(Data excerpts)

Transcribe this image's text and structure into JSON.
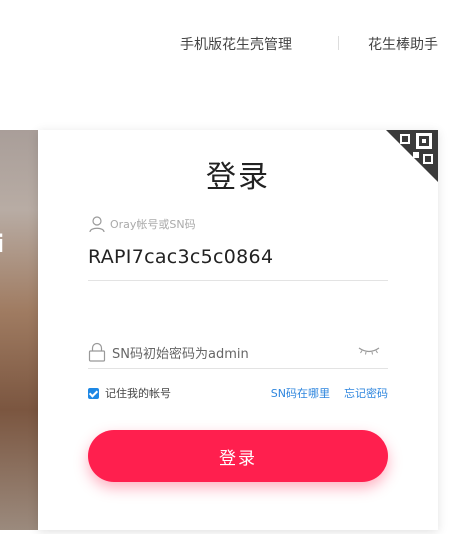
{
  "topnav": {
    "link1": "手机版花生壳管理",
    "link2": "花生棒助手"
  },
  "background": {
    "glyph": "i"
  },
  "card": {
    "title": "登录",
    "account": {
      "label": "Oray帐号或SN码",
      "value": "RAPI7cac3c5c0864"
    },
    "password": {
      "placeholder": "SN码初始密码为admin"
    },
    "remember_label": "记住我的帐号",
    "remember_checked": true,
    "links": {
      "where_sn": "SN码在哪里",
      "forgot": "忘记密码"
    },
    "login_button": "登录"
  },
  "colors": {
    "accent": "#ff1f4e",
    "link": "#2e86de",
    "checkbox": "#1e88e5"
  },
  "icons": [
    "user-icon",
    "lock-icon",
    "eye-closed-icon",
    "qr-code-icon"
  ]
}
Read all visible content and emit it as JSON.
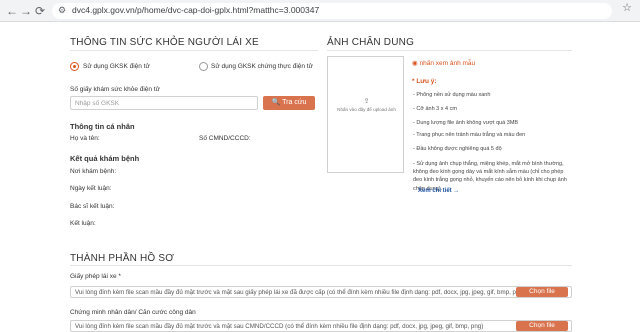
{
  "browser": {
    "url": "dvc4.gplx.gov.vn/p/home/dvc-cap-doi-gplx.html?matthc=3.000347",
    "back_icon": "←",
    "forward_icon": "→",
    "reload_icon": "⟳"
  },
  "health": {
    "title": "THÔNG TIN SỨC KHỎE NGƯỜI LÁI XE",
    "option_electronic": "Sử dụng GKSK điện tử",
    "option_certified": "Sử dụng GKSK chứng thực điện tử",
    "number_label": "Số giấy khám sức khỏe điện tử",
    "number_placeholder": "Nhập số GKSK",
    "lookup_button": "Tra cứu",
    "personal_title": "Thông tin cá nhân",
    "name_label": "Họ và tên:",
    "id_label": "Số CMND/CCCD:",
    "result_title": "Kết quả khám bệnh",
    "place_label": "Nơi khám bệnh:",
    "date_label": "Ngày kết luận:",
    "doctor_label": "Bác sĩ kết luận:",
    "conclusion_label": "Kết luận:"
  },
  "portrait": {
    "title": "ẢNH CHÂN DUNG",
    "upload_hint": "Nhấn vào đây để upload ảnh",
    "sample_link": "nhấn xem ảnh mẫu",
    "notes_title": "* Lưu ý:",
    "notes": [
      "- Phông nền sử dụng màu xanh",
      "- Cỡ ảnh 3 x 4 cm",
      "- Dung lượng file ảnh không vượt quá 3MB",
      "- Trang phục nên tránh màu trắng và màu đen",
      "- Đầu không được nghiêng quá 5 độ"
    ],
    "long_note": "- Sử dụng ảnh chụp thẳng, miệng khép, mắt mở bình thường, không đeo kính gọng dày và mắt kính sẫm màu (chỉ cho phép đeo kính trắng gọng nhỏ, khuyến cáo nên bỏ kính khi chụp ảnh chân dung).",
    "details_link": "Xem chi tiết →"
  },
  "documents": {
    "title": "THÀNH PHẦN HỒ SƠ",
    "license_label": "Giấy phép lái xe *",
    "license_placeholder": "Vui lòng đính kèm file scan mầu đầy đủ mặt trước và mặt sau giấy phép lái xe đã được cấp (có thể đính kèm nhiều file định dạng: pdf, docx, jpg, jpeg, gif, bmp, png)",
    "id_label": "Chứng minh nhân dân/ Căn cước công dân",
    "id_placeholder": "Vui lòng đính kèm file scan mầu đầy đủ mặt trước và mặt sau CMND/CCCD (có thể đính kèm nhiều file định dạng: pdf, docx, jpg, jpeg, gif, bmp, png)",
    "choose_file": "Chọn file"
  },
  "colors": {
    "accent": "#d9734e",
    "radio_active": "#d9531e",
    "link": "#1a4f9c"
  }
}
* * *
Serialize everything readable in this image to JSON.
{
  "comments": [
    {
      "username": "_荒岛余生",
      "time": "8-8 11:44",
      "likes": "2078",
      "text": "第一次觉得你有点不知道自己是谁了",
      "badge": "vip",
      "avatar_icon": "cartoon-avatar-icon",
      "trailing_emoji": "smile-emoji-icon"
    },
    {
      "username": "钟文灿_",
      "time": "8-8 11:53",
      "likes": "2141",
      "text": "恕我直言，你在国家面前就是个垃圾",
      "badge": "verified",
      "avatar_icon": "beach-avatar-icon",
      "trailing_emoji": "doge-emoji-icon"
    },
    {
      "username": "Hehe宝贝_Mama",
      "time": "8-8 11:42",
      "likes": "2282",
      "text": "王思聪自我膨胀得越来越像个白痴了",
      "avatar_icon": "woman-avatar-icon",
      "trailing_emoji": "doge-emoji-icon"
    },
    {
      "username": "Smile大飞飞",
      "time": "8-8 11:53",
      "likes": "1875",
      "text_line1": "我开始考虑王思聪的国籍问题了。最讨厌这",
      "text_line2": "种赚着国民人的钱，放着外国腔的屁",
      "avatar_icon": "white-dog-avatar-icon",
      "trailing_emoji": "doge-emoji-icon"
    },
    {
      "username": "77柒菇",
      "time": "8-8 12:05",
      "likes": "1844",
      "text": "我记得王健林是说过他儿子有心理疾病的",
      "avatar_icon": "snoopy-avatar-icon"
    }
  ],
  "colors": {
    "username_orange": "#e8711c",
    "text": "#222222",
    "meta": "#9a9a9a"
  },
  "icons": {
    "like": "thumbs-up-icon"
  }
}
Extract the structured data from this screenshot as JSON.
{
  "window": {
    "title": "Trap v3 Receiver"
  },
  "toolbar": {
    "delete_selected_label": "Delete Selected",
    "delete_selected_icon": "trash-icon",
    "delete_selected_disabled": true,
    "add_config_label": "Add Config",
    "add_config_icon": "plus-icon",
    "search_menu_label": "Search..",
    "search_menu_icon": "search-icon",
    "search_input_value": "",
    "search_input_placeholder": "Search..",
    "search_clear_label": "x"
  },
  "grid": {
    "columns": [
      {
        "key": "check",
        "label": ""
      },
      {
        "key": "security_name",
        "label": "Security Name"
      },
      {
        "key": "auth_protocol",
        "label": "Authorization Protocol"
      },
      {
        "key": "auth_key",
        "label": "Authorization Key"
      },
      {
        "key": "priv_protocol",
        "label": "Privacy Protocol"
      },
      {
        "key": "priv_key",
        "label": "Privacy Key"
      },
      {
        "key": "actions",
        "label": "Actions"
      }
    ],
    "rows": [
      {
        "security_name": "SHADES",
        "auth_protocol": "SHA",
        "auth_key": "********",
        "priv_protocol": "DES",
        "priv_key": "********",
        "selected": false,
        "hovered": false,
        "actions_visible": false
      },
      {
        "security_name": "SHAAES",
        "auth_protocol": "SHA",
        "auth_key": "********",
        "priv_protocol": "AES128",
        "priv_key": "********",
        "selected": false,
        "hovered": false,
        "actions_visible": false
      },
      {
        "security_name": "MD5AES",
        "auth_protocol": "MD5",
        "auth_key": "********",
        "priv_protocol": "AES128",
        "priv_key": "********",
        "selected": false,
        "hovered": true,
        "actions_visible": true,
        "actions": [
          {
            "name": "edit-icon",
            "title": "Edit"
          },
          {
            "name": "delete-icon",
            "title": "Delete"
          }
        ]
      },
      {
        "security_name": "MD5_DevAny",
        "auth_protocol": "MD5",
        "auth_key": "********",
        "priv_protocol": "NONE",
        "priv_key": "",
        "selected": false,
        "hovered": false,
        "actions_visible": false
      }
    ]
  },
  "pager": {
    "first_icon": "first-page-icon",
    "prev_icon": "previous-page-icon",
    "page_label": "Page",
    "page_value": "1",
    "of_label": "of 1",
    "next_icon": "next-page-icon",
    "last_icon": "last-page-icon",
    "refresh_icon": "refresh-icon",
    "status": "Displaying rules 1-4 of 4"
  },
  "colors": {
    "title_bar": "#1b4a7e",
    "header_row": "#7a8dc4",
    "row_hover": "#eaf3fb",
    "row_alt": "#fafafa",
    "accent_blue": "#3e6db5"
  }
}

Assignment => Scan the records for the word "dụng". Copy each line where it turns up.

Solution to this problem =>
    "option_electronic": "Sử dụng GKSK điện tử",
    "option_certified": "Sử dụng GKSK chứng thực điện tử",
      "- Phông nền sử dụng màu xanh",
    "long_note": "- Sử dụng ảnh chụp thẳng, miệng khép, mắt mở bình thường, không đeo kính gọng dày và mắt kính sẫm màu (chỉ cho phép đeo kính trắng gọng nhỏ, khuyến cáo nên bỏ kính khi chụp ảnh chân dung).",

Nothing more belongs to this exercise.